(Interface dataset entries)
■ ■ ■ ■ ■

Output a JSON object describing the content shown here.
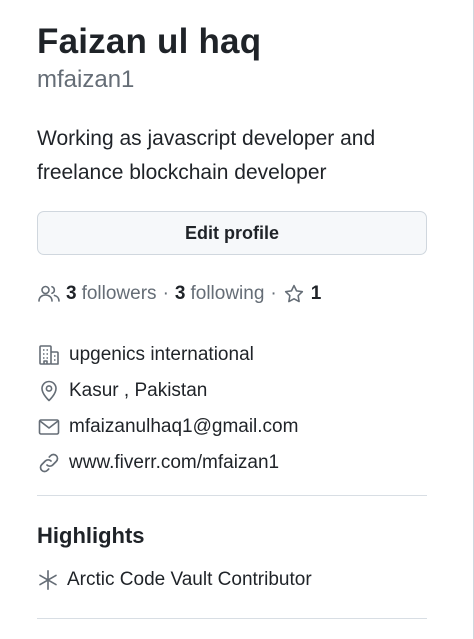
{
  "profile": {
    "name": "Faizan ul haq",
    "username": "mfaizan1",
    "bio": "Working as javascript developer and freelance blockchain developer",
    "edit_button": "Edit profile"
  },
  "social": {
    "followers_count": "3",
    "followers_label": "followers",
    "separator": "·",
    "following_count": "3",
    "following_label": "following",
    "stars_count": "1"
  },
  "details": {
    "company": "upgenics international",
    "location": "Kasur , Pakistan",
    "email": "mfaizanulhaq1@gmail.com",
    "website": "www.fiverr.com/mfaizan1"
  },
  "highlights": {
    "title": "Highlights",
    "items": [
      {
        "label": "Arctic Code Vault Contributor",
        "icon": "snowflake-icon"
      }
    ]
  },
  "icons": {
    "people": "people-icon",
    "star": "star-icon",
    "company": "building-icon",
    "location": "location-pin-icon",
    "email": "mail-icon",
    "website": "link-icon"
  },
  "colors": {
    "text": "#1f2328",
    "muted": "#656d76",
    "border": "#d0d7de",
    "button_bg": "#f6f8fa"
  }
}
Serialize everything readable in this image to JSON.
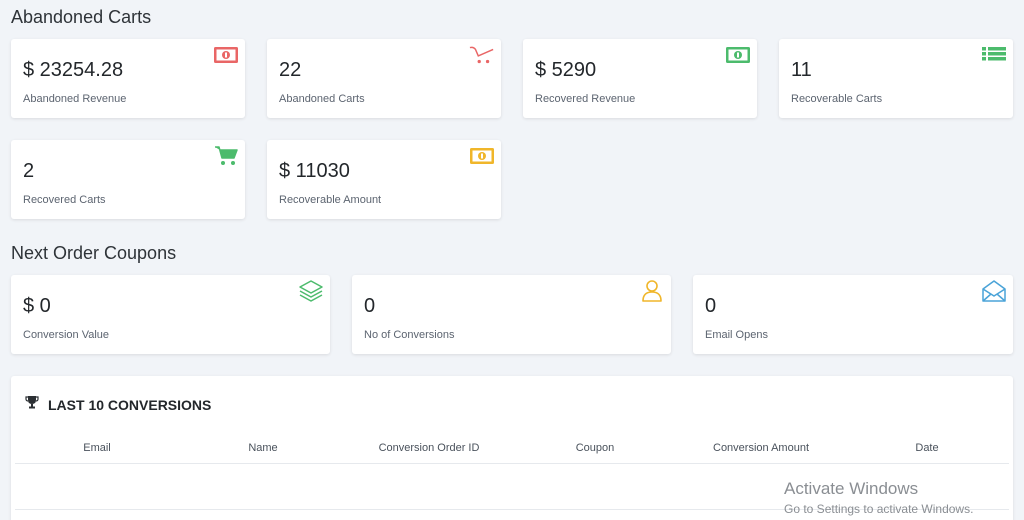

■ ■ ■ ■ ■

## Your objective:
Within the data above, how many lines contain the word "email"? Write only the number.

## Written answer:
2